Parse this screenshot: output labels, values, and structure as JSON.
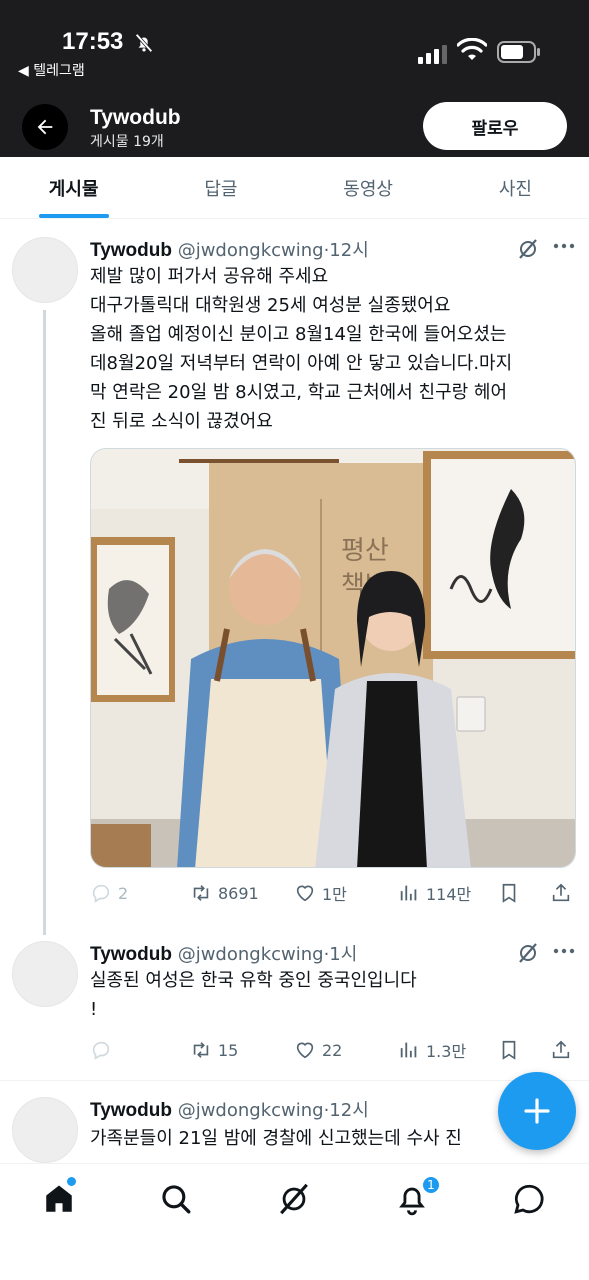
{
  "status_bar": {
    "time": "17:53",
    "back_app": "◀ 텔레그램"
  },
  "profile": {
    "name": "Tywodub",
    "post_count": "게시물 19개",
    "follow_label": "팔로우"
  },
  "tabs": [
    {
      "label": "게시물",
      "active": true
    },
    {
      "label": "답글",
      "active": false
    },
    {
      "label": "동영상",
      "active": false
    },
    {
      "label": "사진",
      "active": false
    }
  ],
  "tweets": [
    {
      "name": "Tywodub",
      "handle": "@jwdongkcwing",
      "time": "·12시",
      "lines": [
        "제발 많이 퍼가서 공유해 주세요",
        "대구가톨릭대 대학원생 25세 여성분 실종됐어요",
        "올해 졸업 예정이신 분이고 8월14일 한국에 들어오셨는",
        "데8월20일 저녁부터 연락이 아예 안 닿고 있습니다.마지",
        "막 연락은 20일 밤 8시였고, 학교 근처에서 친구랑 헤어",
        "진 뒤로 소식이 끊겼어요"
      ],
      "replies": "2",
      "retweets": "8691",
      "likes": "1만",
      "views": "114만"
    },
    {
      "name": "Tywodub",
      "handle": "@jwdongkcwing",
      "time": "·1시",
      "lines": [
        "실종된 여성은 한국 유학 중인 중국인입니다",
        "!"
      ],
      "replies": "",
      "retweets": "15",
      "likes": "22",
      "views": "1.3만"
    },
    {
      "name": "Tywodub",
      "handle": "@jwdongkcwing",
      "time": "·12시",
      "lines": [
        "가족분들이 21일 밤에 경찰에 신고했는데 수사 진"
      ]
    }
  ],
  "nav": {
    "notification_count": "1"
  },
  "colors": {
    "accent": "#1d9bf0",
    "header_bg": "#1c1c1e",
    "muted": "#536471"
  }
}
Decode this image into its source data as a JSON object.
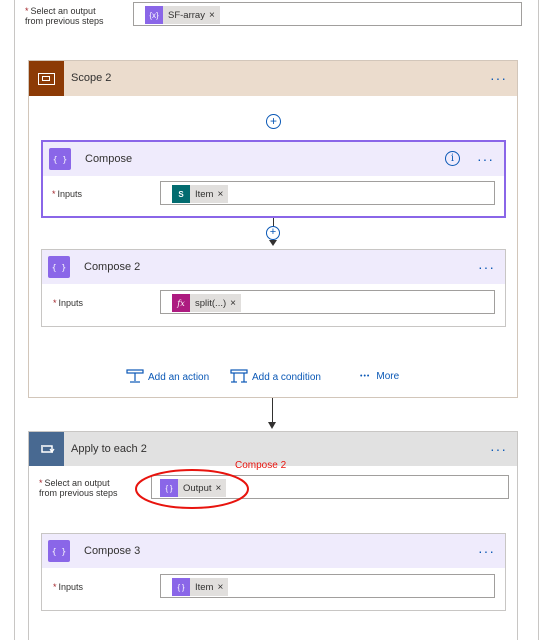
{
  "top": {
    "label_line1": "Select an output",
    "label_line2": "from previous steps",
    "token_label": "SF-array",
    "token_icon": "{x}"
  },
  "scope": {
    "title": "Scope 2",
    "color": "#8c3a05",
    "header_bg": "#ebdccd"
  },
  "compose1": {
    "title": "Compose",
    "inputs_label": "Inputs",
    "token_label": "Item",
    "token_icon": "S"
  },
  "compose2": {
    "title": "Compose 2",
    "inputs_label": "Inputs",
    "token_label": "split(...)",
    "token_icon": "fx"
  },
  "actions": {
    "add_action": "Add an action",
    "add_condition": "Add a condition",
    "more": "More",
    "more_dots": "•••"
  },
  "apply": {
    "title": "Apply to each 2",
    "label_line1": "Select an output",
    "label_line2": "from previous steps",
    "token_label": "Output",
    "annotation": "Compose 2",
    "annotation_color": "#e8140e"
  },
  "compose3": {
    "title": "Compose 3",
    "inputs_label": "Inputs",
    "token_label": "Item"
  },
  "icons": {
    "remove": "×",
    "menu": "···",
    "info": "i",
    "plus": "+",
    "req": "*"
  }
}
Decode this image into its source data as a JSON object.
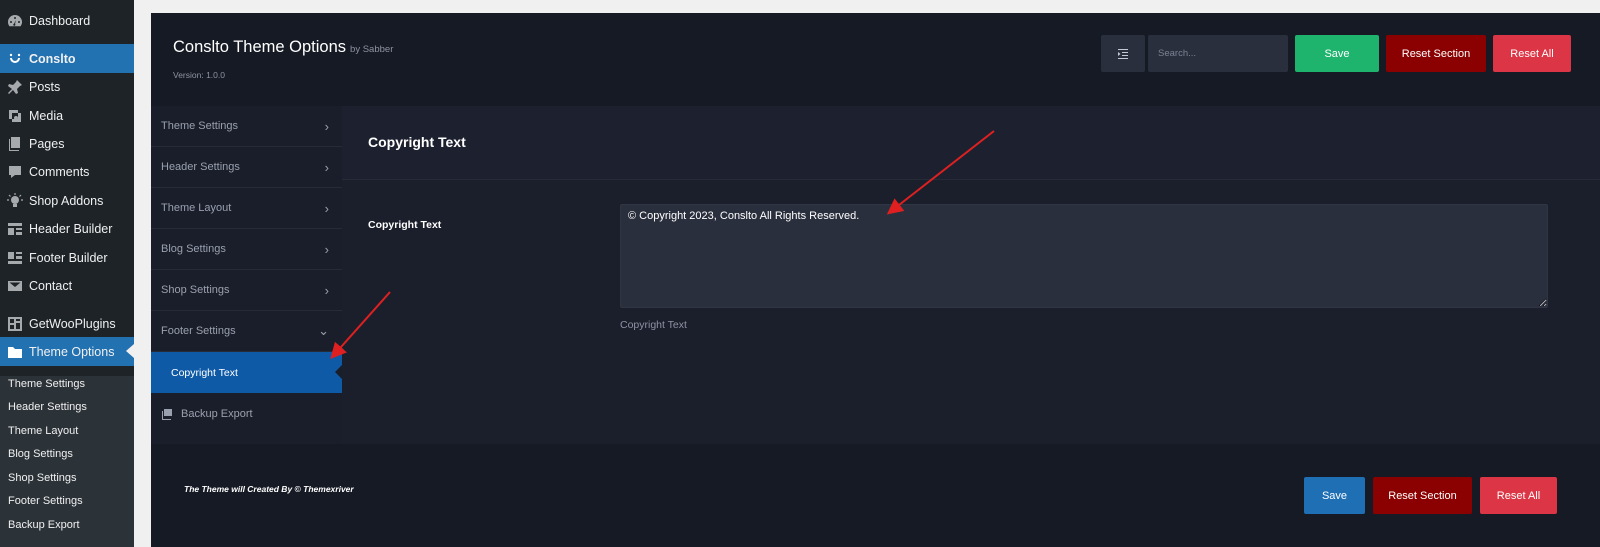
{
  "wp_menu": {
    "items": [
      {
        "label": "Dashboard",
        "icon": "dashboard-icon"
      },
      {
        "label": "Conslto",
        "icon": "smile-icon"
      },
      {
        "label": "Posts",
        "icon": "pin-icon"
      },
      {
        "label": "Media",
        "icon": "media-icon"
      },
      {
        "label": "Pages",
        "icon": "pages-icon"
      },
      {
        "label": "Comments",
        "icon": "comments-icon"
      },
      {
        "label": "Shop Addons",
        "icon": "lightbulb-icon"
      },
      {
        "label": "Header Builder",
        "icon": "header-builder-icon"
      },
      {
        "label": "Footer Builder",
        "icon": "footer-builder-icon"
      },
      {
        "label": "Contact",
        "icon": "mail-icon"
      },
      {
        "label": "GetWooPlugins",
        "icon": "plugin-grid-icon"
      },
      {
        "label": "Theme Options",
        "icon": "folder-icon"
      }
    ],
    "submenu": [
      "Theme Settings",
      "Header Settings",
      "Theme Layout",
      "Blog Settings",
      "Shop Settings",
      "Footer Settings",
      "Backup Export"
    ]
  },
  "header": {
    "title": "Conslto Theme Options",
    "by": "by Sabber",
    "version": "Version: 1.0.0",
    "search_placeholder": "Search...",
    "save_label": "Save",
    "reset_section_label": "Reset Section",
    "reset_all_label": "Reset All"
  },
  "nav": {
    "items": [
      "Theme Settings",
      "Header Settings",
      "Theme Layout",
      "Blog Settings",
      "Shop Settings",
      "Footer Settings"
    ],
    "active_sub": "Copyright Text",
    "backup": "Backup Export"
  },
  "content": {
    "section_title": "Copyright Text",
    "field_label": "Copyright Text",
    "field_value": "© Copyright 2023, Conslto All Rights Reserved.",
    "field_desc": "Copyright Text"
  },
  "footer": {
    "credit": "The Theme will Created By © Themexriver",
    "save_label": "Save",
    "reset_section_label": "Reset Section",
    "reset_all_label": "Reset All"
  },
  "colors": {
    "save_green": "#1fb46e",
    "save_blue": "#1f6fb5",
    "reset_section": "#8b0000",
    "reset_all": "#dc3545",
    "active_blue": "#0f5aa7",
    "annotation_red": "#e02020"
  }
}
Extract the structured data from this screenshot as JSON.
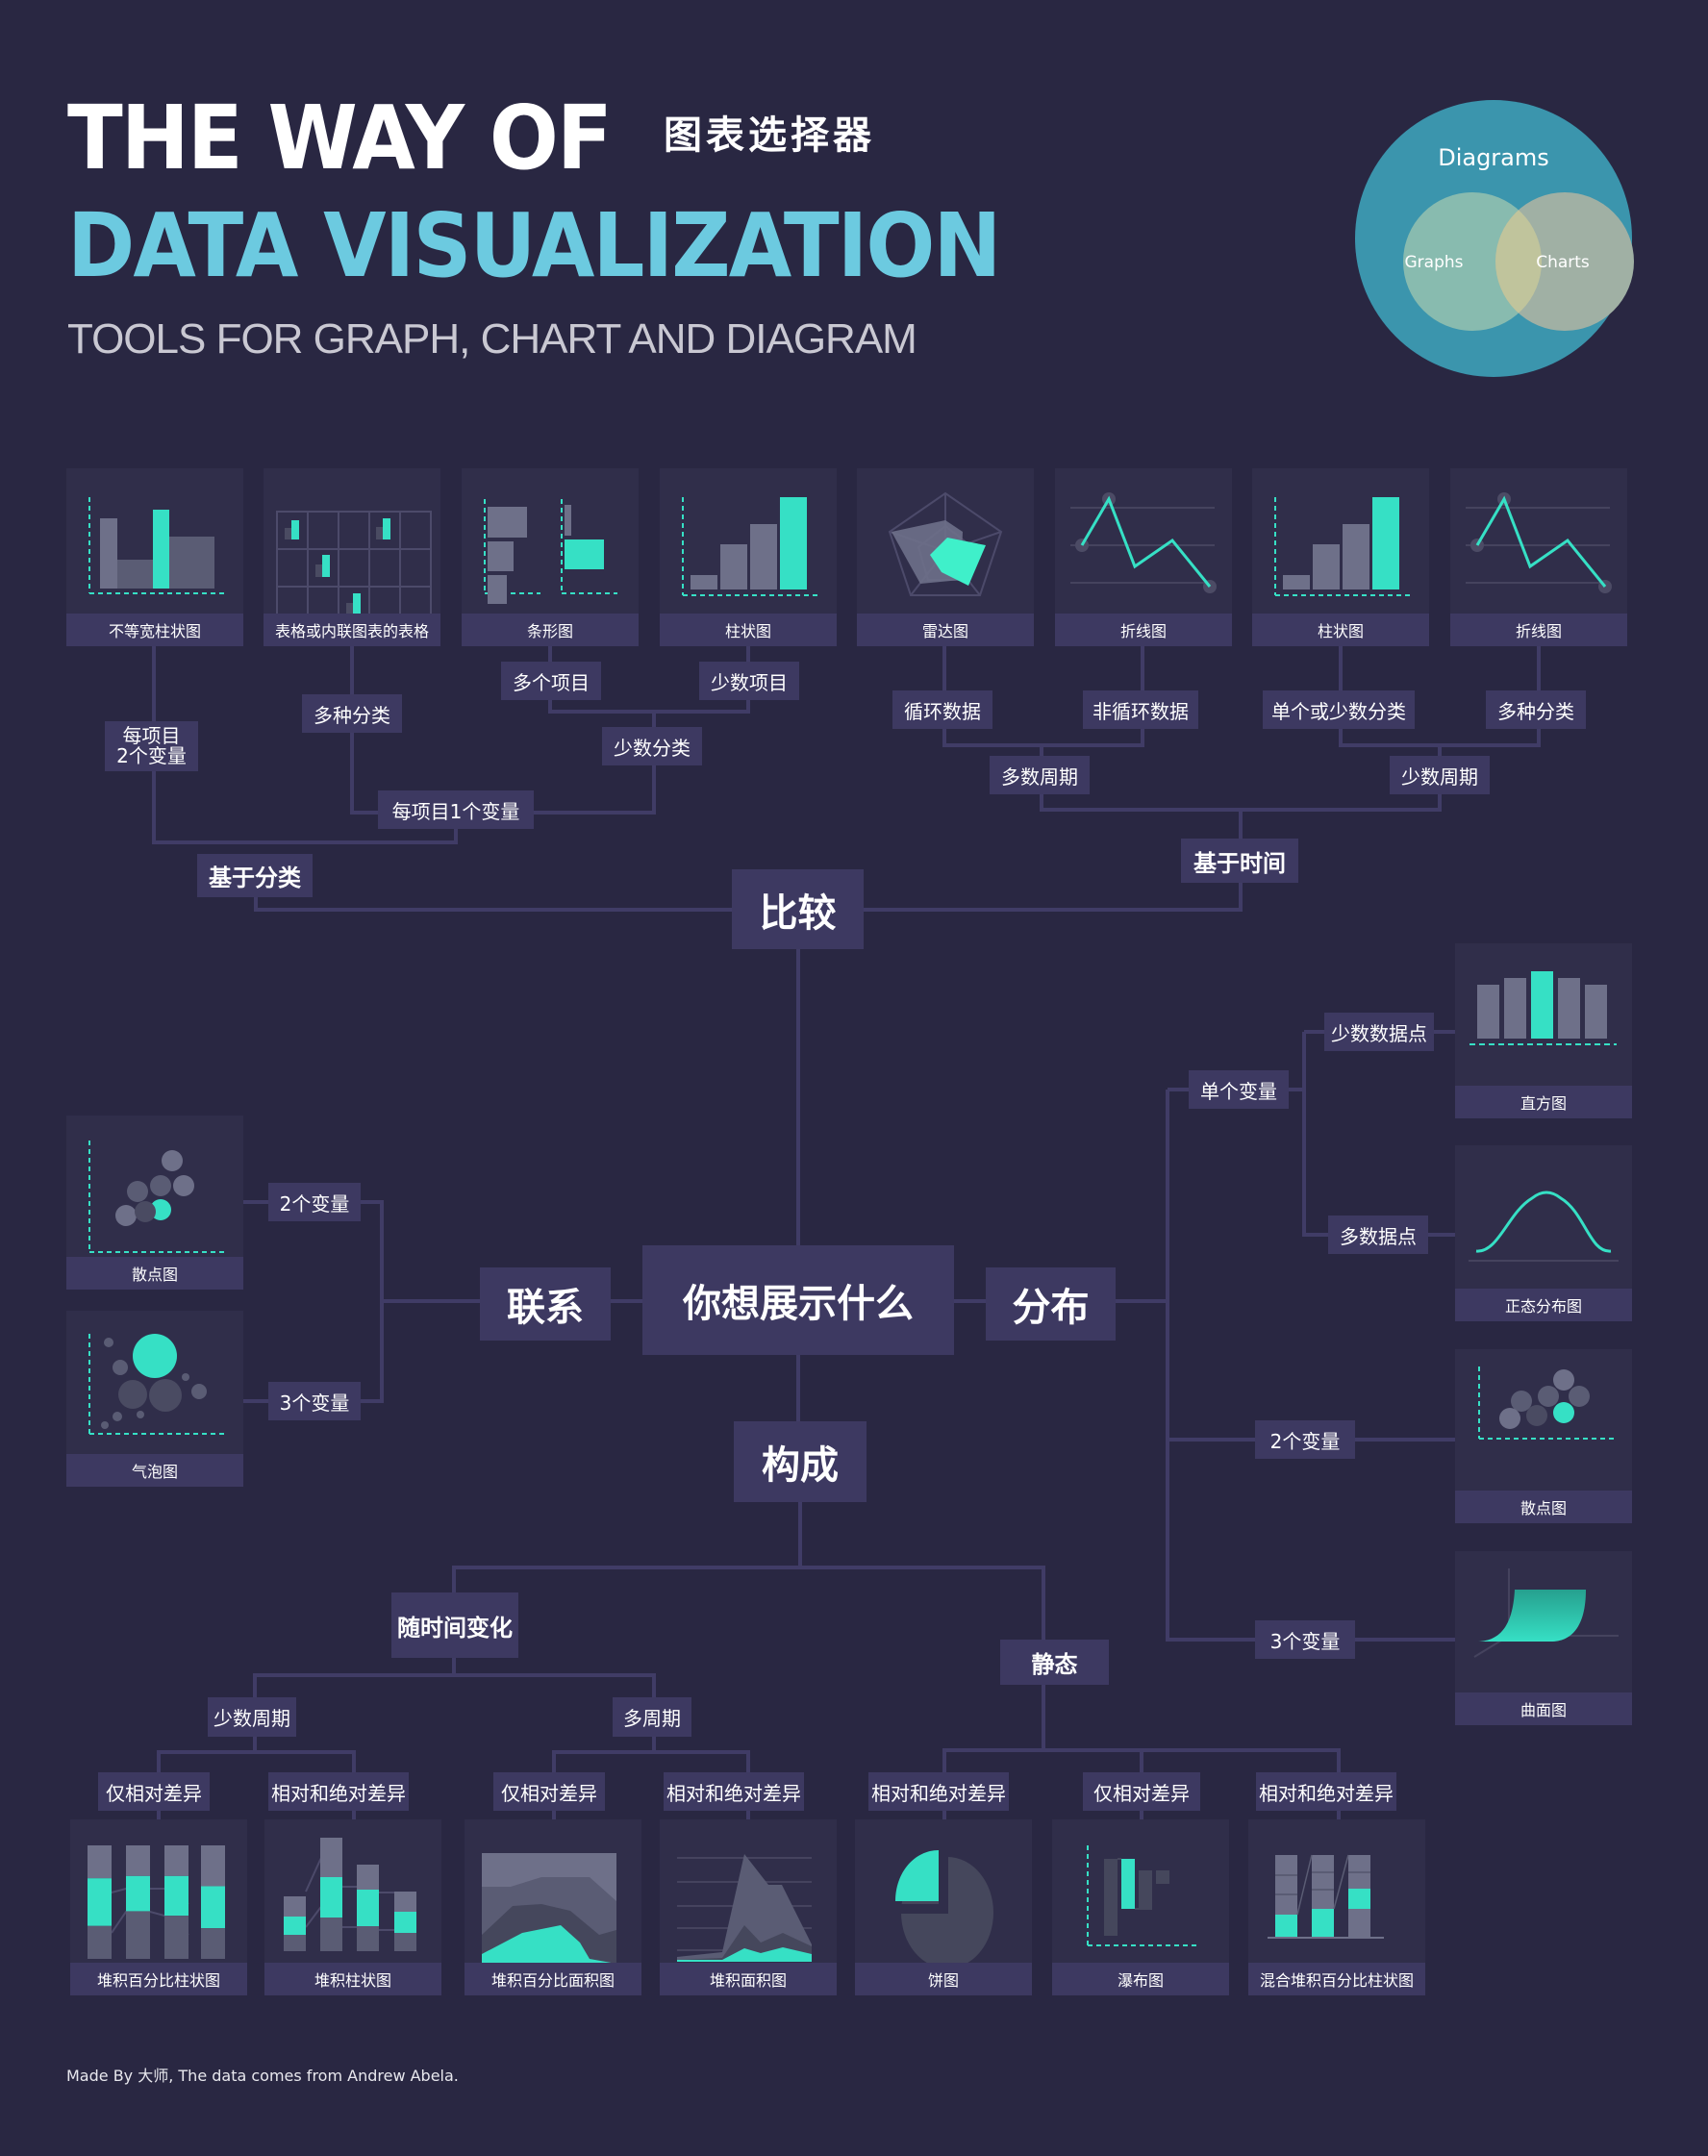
{
  "header": {
    "title_line1": "THE WAY OF",
    "title_line2": "DATA VISUALIZATION",
    "title_cn": "图表选择器",
    "subtitle": "TOOLS FOR GRAPH, CHART AND DIAGRAM"
  },
  "venn": {
    "outer_label": "Diagrams",
    "left_label": "Graphs",
    "right_label": "Charts",
    "colors": {
      "outer": "#3b95ad",
      "left": "#88bbaf",
      "right": "#a0b0a4",
      "overlap": "#c0c49c"
    }
  },
  "colors": {
    "background": "#292742",
    "node": "#3d3961",
    "card": "#302e4a",
    "accent": "#36e0c5",
    "bar_gray": "#6e7089",
    "bar_dark": "#4a4b62",
    "title_blue": "#6ccae0",
    "line": "#403c66"
  },
  "root": {
    "label": "你想展示什么"
  },
  "categories": {
    "comparison": "比较",
    "relationship": "联系",
    "distribution": "分布",
    "composition": "构成"
  },
  "comparison": {
    "by_category": "基于分类",
    "by_time": "基于时间",
    "two_vars_per_item": "每项目\n2个变量",
    "one_var_per_item": "每项目1个变量",
    "many_categories": "多种分类",
    "few_categories": "少数分类",
    "many_items": "多个项目",
    "few_items": "少数项目",
    "many_periods": "多数周期",
    "few_periods": "少数周期",
    "cyclical": "循环数据",
    "non_cyclical": "非循环数据",
    "single_or_few_categories": "单个或少数分类",
    "many_categories_time": "多种分类",
    "cards": [
      "不等宽柱状图",
      "表格或内联图表的表格",
      "条形图",
      "柱状图",
      "雷达图",
      "折线图",
      "柱状图",
      "折线图"
    ]
  },
  "relationship": {
    "two_vars": "2个变量",
    "three_vars": "3个变量",
    "cards": [
      "散点图",
      "气泡图"
    ]
  },
  "distribution": {
    "single_var": "单个变量",
    "few_points": "少数数据点",
    "many_points": "多数据点",
    "two_vars": "2个变量",
    "three_vars": "3个变量",
    "cards": [
      "直方图",
      "正态分布图",
      "散点图",
      "曲面图"
    ]
  },
  "composition": {
    "over_time": "随时间变化",
    "static": "静态",
    "few_periods": "少数周期",
    "many_periods": "多周期",
    "relative_only_1": "仅相对差异",
    "rel_abs_1": "相对和绝对差异",
    "relative_only_2": "仅相对差异",
    "rel_abs_2": "相对和绝对差异",
    "rel_abs_3": "相对和绝对差异",
    "relative_only_3": "仅相对差异",
    "rel_abs_4": "相对和绝对差异",
    "cards": [
      "堆积百分比柱状图",
      "堆积柱状图",
      "堆积百分比面积图",
      "堆积面积图",
      "饼图",
      "瀑布图",
      "混合堆积百分比柱状图"
    ]
  },
  "footer": {
    "credit": "Made By 大师, The data comes from Andrew Abela."
  }
}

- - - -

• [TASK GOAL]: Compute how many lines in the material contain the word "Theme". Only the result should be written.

• [WRITTEN ANSWER]: 7